Mojaloop is open-source software for financial services companies, government regulators, and others taking on the challenges of interoperability and financial inclusion. For the billions of people living without access to a bank account, simple transactions, like paying rent electronically or registering a child for school, are often out of reach. Although digital financial services are… Read More »
Amid the big cash and fierce corporate jockeying around Linux, it’s the developers who truly give the operating system its vitality. The Linux community works, it turns out, because the Linux community isn’t too concerned about work, per se. As much as Linux has come to dominate many areas of corporate computing – from HPC… Read More »
Foxit PDF Reader (FPR) is a very sophisticated cross-platform PDF reader with rich features. It makes reading portable document format (PDF) documents/files enjoyable in many ways. And most importantly it’s free of to download. Apart from it basic functions of creating, editing, and viewing PDF documents. Foxit Reader has awesome features like; * Encrypt and digitally signing documents. * Multiple document tab viewing (my favourite). And so many more.
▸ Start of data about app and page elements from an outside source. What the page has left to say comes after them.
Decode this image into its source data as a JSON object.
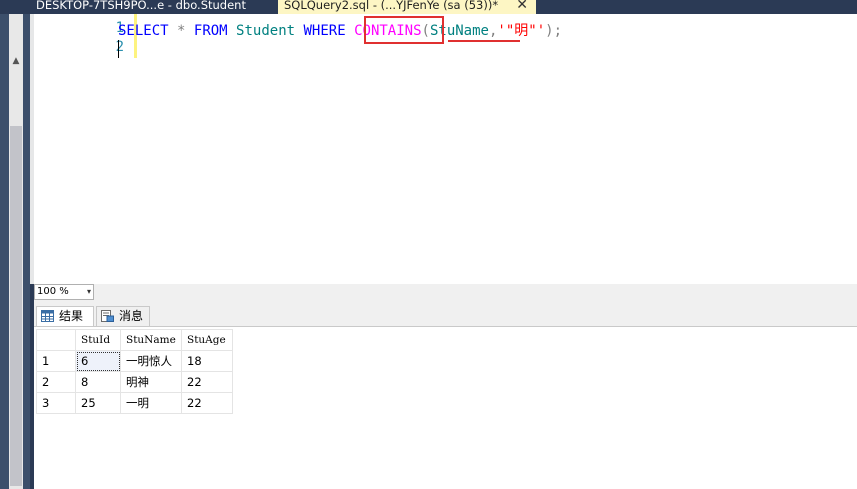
{
  "tabs": {
    "inactive_label": "DESKTOP-7TSH9PO...e - dbo.Student",
    "active_label": "SQLQuery2.sql - (...YJFenYe (sa (53))*",
    "close_glyph": "✕"
  },
  "editor": {
    "line_numbers": [
      "1",
      "2"
    ],
    "tokens": {
      "select": "SELECT",
      "star": "*",
      "from": "FROM",
      "table": "Student",
      "where": "WHERE",
      "contains": "CONTAINS",
      "open_paren": "(",
      "column": "StuName",
      "comma": ",",
      "literal": "'\"明\"'",
      "close": ");"
    }
  },
  "zoom": {
    "value": "100 %",
    "arrow": "▾"
  },
  "results_tabs": {
    "results": "结果",
    "messages": "消息"
  },
  "grid": {
    "columns": [
      "StuId",
      "StuName",
      "StuAge"
    ],
    "rows": [
      {
        "num": "1",
        "StuId": "6",
        "StuName": "一明惊人",
        "StuAge": "18"
      },
      {
        "num": "2",
        "StuId": "8",
        "StuName": "明神",
        "StuAge": "22"
      },
      {
        "num": "3",
        "StuId": "25",
        "StuName": "一明",
        "StuAge": "22"
      }
    ]
  },
  "colors": {
    "keyword": "#0000ff",
    "function": "#ff00ff",
    "string": "#ff0000",
    "identifier": "#008080",
    "annotation": "#e03030",
    "active_tab": "#fdf6c4"
  },
  "icons": {
    "tab_close": "close-icon",
    "results_tab": "grid-icon",
    "messages_tab": "message-icon",
    "scroll_up": "scroll-up-arrow-icon"
  }
}
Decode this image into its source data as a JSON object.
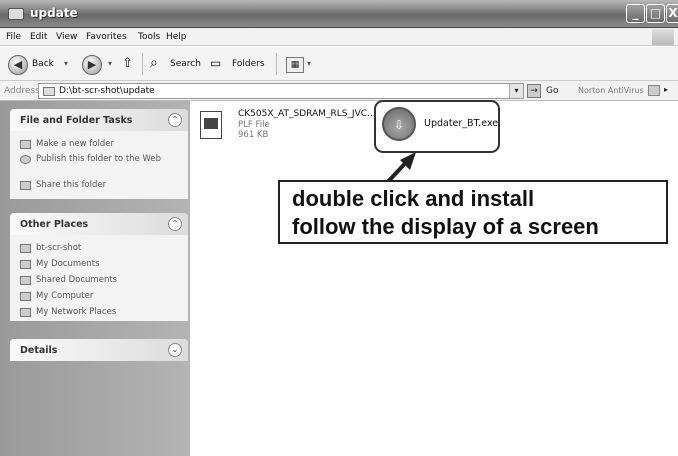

Note: there are some features that are available in the Windows version which are absent in the ubuntu version (e.g. The text-to-speech, TTS, feature – at least out-of-the-box). INSTALL FOXIT ON UBUNTU STEP 1: Go to the Foxit website and download the binary package for the Linux distribution (distro) you’re using. (For this post I would be demonstrating on Ubuntu 16). The file should be in this format: FoxitReader_version_setup.run.tar.gz (FoxitReader2.4.1.0609_Server_x64_enu_Setup.run.tar.gz). STEP 2: After a successful downloading, extract the the compressed archive. By right-clicking on the archive and the selecting “Extract here” from the drop-down options (To learn how to extract compressed archives on the command line read this). STEP 3: The extraction creates an executable file (FoxitReader2.4.1.0609_Server_x64_enu_Setup.run). Simply double click on the executable file and follow the installation steps on the screen. Happy Linux’NG!